[Dataset extract Boundary: Start]

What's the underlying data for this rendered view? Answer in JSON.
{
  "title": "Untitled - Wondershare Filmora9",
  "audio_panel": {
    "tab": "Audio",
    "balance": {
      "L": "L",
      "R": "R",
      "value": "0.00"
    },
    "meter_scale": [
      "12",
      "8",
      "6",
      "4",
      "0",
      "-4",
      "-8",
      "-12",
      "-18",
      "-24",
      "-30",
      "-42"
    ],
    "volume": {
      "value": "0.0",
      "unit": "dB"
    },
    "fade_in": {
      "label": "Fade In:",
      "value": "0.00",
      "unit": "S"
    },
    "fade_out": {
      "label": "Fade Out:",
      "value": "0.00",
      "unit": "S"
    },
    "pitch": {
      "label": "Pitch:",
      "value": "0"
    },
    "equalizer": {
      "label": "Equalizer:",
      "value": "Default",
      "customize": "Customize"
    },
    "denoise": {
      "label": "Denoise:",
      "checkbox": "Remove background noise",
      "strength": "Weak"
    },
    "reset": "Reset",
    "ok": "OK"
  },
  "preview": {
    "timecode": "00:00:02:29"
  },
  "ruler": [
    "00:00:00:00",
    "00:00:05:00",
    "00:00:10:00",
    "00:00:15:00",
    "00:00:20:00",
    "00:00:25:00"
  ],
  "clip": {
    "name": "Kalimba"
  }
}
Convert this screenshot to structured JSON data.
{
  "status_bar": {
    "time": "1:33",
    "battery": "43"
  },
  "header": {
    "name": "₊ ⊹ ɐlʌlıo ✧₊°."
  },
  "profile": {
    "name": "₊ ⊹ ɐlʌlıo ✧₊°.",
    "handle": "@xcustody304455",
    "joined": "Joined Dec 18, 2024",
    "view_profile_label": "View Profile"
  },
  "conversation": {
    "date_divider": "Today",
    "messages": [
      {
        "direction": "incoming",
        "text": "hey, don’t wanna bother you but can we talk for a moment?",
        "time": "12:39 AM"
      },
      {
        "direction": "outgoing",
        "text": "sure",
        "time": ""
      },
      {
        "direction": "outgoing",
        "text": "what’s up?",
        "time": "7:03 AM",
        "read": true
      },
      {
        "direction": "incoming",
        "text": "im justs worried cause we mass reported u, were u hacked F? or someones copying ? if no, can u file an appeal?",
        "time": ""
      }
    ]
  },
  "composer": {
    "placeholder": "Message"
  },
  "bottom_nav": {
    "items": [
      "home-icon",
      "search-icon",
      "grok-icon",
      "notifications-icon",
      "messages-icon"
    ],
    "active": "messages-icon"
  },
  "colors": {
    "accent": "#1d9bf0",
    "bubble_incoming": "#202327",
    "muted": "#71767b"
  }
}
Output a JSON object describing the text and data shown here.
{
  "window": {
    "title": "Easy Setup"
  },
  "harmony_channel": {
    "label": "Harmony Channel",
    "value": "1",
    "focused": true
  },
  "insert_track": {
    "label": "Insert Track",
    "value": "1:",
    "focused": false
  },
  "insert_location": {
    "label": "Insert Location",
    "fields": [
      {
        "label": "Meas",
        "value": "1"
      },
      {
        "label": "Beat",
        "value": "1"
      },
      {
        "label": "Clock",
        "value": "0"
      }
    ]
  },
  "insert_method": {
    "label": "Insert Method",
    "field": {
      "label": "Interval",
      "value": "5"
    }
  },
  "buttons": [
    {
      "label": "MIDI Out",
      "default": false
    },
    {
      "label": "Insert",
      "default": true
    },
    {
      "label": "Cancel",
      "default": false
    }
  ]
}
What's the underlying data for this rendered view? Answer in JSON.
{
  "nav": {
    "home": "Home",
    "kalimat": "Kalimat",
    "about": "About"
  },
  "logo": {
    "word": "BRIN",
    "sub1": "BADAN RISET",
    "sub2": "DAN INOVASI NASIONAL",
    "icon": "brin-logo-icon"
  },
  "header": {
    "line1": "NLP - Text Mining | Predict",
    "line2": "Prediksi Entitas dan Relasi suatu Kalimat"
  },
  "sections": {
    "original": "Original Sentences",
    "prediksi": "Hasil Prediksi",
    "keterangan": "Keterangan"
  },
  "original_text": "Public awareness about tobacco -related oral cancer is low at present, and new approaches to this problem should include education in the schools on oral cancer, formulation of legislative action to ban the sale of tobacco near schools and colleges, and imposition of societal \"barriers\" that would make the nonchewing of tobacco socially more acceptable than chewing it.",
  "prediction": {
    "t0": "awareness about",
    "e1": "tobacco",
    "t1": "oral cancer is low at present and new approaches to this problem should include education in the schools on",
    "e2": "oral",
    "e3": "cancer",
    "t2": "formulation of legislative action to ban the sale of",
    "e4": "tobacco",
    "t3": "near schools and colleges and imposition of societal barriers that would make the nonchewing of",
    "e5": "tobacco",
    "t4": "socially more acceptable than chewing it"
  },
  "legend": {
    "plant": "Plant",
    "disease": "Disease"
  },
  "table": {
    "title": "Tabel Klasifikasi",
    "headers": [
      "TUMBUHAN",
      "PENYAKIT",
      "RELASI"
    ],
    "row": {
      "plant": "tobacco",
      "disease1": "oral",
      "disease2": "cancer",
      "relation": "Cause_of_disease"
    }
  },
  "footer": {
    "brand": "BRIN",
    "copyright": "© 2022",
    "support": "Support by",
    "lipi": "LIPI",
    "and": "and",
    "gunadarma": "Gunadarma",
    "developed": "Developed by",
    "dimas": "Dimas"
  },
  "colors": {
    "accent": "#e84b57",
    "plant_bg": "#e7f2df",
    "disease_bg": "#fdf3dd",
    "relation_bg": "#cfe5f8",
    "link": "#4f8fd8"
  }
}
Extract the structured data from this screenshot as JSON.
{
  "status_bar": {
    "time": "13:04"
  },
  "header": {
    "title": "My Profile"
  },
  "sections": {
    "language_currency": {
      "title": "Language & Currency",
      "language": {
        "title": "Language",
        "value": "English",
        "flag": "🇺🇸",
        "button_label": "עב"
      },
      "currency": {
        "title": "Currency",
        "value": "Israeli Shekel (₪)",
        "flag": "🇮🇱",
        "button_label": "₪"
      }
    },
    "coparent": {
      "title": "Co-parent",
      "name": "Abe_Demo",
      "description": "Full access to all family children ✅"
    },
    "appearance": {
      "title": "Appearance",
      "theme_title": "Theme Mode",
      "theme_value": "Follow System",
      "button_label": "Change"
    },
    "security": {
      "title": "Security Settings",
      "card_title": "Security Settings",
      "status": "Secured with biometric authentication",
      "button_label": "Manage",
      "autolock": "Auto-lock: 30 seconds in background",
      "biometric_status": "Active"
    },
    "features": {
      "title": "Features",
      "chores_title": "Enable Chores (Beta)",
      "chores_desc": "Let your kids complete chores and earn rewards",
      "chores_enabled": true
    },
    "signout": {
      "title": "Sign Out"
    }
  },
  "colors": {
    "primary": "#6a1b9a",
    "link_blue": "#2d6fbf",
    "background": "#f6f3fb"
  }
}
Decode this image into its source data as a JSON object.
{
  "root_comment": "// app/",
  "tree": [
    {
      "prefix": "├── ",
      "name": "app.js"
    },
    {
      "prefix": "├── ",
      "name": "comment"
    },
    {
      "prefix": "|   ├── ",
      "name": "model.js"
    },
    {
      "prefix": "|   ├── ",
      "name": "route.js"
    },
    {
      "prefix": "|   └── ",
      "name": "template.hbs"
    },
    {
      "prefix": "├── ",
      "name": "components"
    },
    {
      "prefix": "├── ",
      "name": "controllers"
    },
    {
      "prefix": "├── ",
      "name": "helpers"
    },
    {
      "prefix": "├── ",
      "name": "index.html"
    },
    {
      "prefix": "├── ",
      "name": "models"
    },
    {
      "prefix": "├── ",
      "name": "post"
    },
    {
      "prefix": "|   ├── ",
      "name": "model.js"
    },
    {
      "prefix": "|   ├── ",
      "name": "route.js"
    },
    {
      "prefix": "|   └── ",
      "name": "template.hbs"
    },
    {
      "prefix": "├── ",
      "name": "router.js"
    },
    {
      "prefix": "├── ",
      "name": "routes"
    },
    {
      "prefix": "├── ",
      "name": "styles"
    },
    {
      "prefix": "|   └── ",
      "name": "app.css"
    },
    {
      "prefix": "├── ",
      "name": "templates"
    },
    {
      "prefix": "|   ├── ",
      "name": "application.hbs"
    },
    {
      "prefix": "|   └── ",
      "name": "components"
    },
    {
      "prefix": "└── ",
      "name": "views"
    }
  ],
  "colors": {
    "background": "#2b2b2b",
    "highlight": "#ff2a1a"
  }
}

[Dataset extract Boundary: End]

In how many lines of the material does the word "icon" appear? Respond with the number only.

- Exercise solution
7